This island is also a paradise for birdwatchers as it’s a nature reserve with lots of different birds like puffins, gannets and other seabirds.
Daily sailings during the Summer months from Portmagee.
Garnish Island - County Cork
Garnish Island is located in Bantry Bay in County Cork. This island is a must for horticulturists or those who have a love of gardening. Garnish Island could be considered a “garden island”, as is has some of the most beautiful exotic displays of plants, shrubs and flowers. These sub-tropical gardens really are a sight to behold and makes for a great day out.
There are daily sailings from Glengarriff between the months of March and October.
Inishbofin Island - County Galway
Inishbofin Island has a long and colourful history as it has been inhabited for over 6,000 years. It is about 8km off the coast of Connemara and has a population of over 200 people.
The island has many historical sites for you to uncover like forts and monastic remains. With golden sandy beaches and clear blue water, the island is a mecca for those who enjoy diving, snorkelling and swimming.
This island has some rare flora and fauna, like for example, it’s a breeding ground for a rare type of corncrake and there are also two seal colonies on the island.
Achill Island - County Mayo
This is Ireland’s largest island and is situated of the coast of County Mayo on the north west coast. It’s a popular choice of island to visit and is very accessible as it’s connected by a 226m bridge with the mainland.
The island, which is 20km long and 19km wide is home to about 3,000 people. It has stunning scenery, lots of sandy beaches, cliffs and bogs and some interesting historic attractions like megalithic tombs, tower houses, a castle and a promontory fort.
Visitors to this island can avail of swimming, surfing, windsurfing, rock climbing, angling, diving, golf, bird watching and lots more.
To get to the island just cross the bridge near Mulranney in County Mayo.
We hope you enjoy your visit to one of Ireland’s islands. Before you set off there are a few things to bear in mind. Always double check sailings times as all the sailings are weather dependent. Wear comfortable clothes and due to the nature of many of the islands terrain it’s important to wear flat shoes. Also check to see if the island that you choose to visit has services and facilities, if not, you’ll have to bring your own food and supplies.

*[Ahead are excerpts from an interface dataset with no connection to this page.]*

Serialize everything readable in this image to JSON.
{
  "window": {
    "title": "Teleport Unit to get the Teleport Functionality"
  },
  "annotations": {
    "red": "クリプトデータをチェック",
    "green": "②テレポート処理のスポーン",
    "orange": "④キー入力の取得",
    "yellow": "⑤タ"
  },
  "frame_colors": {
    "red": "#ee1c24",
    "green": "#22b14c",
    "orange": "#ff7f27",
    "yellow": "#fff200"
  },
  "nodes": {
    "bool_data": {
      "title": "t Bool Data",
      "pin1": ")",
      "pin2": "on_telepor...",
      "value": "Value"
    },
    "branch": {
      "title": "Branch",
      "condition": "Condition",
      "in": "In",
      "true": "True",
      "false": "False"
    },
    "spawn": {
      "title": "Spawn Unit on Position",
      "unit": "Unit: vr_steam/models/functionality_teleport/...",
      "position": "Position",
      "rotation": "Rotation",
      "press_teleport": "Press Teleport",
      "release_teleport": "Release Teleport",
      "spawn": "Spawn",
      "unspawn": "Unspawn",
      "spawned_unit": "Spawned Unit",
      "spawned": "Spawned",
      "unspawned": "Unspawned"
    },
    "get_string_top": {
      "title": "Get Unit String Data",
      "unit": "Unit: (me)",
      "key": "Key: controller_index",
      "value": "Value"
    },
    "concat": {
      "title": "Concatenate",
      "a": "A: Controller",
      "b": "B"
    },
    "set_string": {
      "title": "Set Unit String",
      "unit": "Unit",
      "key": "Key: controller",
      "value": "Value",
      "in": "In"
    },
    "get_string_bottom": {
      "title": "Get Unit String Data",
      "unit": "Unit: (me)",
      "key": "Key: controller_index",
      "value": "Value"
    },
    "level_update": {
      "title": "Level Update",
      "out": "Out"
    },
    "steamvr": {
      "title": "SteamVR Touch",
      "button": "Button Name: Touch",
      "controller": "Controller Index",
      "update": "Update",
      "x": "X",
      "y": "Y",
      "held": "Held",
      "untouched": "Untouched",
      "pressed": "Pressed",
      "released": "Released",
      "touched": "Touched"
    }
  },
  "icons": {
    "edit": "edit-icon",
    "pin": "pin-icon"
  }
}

If you’ve any queries or questions on this article please do not hestitate to leave a comment in the box below and we’ll get back to you!